What you need to do:
Take the listing and print it in full, exactly as given.
+ + + +
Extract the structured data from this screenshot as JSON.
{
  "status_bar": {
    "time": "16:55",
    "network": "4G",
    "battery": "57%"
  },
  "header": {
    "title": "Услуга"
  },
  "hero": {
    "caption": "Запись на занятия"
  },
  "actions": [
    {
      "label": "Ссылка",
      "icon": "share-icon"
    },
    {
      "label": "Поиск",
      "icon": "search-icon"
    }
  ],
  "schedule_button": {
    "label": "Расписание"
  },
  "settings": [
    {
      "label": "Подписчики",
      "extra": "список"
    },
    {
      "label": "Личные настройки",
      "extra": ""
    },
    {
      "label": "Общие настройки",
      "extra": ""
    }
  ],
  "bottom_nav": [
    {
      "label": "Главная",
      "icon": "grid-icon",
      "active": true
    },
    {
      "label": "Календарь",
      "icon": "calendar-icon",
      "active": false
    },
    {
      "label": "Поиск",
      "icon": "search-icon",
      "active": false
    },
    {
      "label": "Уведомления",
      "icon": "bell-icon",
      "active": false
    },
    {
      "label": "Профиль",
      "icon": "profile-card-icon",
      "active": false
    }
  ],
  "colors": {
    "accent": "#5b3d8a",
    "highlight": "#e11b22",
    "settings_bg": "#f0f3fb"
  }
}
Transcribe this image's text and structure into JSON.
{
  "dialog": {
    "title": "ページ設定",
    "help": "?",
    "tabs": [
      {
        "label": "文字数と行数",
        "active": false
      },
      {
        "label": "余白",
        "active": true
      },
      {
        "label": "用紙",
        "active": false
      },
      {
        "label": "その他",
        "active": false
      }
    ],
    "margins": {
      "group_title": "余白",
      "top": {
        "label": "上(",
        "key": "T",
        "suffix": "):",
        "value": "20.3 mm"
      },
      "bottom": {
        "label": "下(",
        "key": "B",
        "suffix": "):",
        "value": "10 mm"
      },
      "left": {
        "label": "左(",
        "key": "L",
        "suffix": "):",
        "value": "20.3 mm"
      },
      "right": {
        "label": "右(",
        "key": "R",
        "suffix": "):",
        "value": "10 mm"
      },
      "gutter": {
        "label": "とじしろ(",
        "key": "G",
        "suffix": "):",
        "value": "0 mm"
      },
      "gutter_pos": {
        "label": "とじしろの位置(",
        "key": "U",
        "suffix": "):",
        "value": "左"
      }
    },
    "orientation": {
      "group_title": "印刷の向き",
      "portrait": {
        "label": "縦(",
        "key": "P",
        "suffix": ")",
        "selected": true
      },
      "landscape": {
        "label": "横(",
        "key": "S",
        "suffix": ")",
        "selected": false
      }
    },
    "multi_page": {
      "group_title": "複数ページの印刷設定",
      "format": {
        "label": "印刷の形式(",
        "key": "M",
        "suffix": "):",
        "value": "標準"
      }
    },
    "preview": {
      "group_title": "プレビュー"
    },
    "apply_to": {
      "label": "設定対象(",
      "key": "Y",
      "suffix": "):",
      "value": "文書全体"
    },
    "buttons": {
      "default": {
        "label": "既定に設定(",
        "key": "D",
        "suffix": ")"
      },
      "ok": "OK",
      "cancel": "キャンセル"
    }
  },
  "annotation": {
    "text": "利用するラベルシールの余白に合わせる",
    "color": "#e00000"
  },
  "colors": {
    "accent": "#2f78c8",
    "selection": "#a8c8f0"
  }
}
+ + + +
Answer:
Extract the structured data from this screenshot as JSON.
{
  "status_bar": {
    "time": "16:55",
    "network": "4G",
    "battery": "57%"
  },
  "header": {
    "title": "Услуга"
  },
  "hero": {
    "caption": "Запись на занятия"
  },
  "actions": [
    {
      "label": "Ссылка",
      "icon": "share-icon"
    },
    {
      "label": "Поиск",
      "icon": "search-icon"
    }
  ],
  "schedule_button": {
    "label": "Расписание"
  },
  "settings": [
    {
      "label": "Подписчики",
      "extra": "список"
    },
    {
      "label": "Личные настройки",
      "extra": ""
    },
    {
      "label": "Общие настройки",
      "extra": ""
    }
  ],
  "bottom_nav": [
    {
      "label": "Главная",
      "icon": "grid-icon",
      "active": true
    },
    {
      "label": "Календарь",
      "icon": "calendar-icon",
      "active": false
    },
    {
      "label": "Поиск",
      "icon": "search-icon",
      "active": false
    },
    {
      "label": "Уведомления",
      "icon": "bell-icon",
      "active": false
    },
    {
      "label": "Профиль",
      "icon": "profile-card-icon",
      "active": false
    }
  ],
  "colors": {
    "accent": "#5b3d8a",
    "highlight": "#e11b22",
    "settings_bg": "#f0f3fb"
  }
}
Transcribe this image's text and structure into JSON.
{
  "dialog": {
    "title": "ページ設定",
    "help": "?",
    "tabs": [
      {
        "label": "文字数と行数",
        "active": false
      },
      {
        "label": "余白",
        "active": true
      },
      {
        "label": "用紙",
        "active": false
      },
      {
        "label": "その他",
        "active": false
      }
    ],
    "margins": {
      "group_title": "余白",
      "top": {
        "label": "上(",
        "key": "T",
        "suffix": "):",
        "value": "20.3 mm"
      },
      "bottom": {
        "label": "下(",
        "key": "B",
        "suffix": "):",
        "value": "10 mm"
      },
      "left": {
        "label": "左(",
        "key": "L",
        "suffix": "):",
        "value": "20.3 mm"
      },
      "right": {
        "label": "右(",
        "key": "R",
        "suffix": "):",
        "value": "10 mm"
      },
      "gutter": {
        "label": "とじしろ(",
        "key": "G",
        "suffix": "):",
        "value": "0 mm"
      },
      "gutter_pos": {
        "label": "とじしろの位置(",
        "key": "U",
        "suffix": "):",
        "value": "左"
      }
    },
    "orientation": {
      "group_title": "印刷の向き",
      "portrait": {
        "label": "縦(",
        "key": "P",
        "suffix": ")",
        "selected": true
      },
      "landscape": {
        "label": "横(",
        "key": "S",
        "suffix": ")",
        "selected": false
      }
    },
    "multi_page": {
      "group_title": "複数ページの印刷設定",
      "format": {
        "label": "印刷の形式(",
        "key": "M",
        "suffix": "):",
        "value": "標準"
      }
    },
    "preview": {
      "group_title": "プレビュー"
    },
    "apply_to": {
      "label": "設定対象(",
      "key": "Y",
      "suffix": "):",
      "value": "文書全体"
    },
    "buttons": {
      "default": {
        "label": "既定に設定(",
        "key": "D",
        "suffix": ")"
      },
      "ok": "OK",
      "cancel": "キャンセル"
    }
  },
  "annotation": {
    "text": "利用するラベルシールの余白に合わせる",
    "color": "#e00000"
  },
  "colors": {
    "accent": "#2f78c8",
    "selection": "#a8c8f0"
  }
}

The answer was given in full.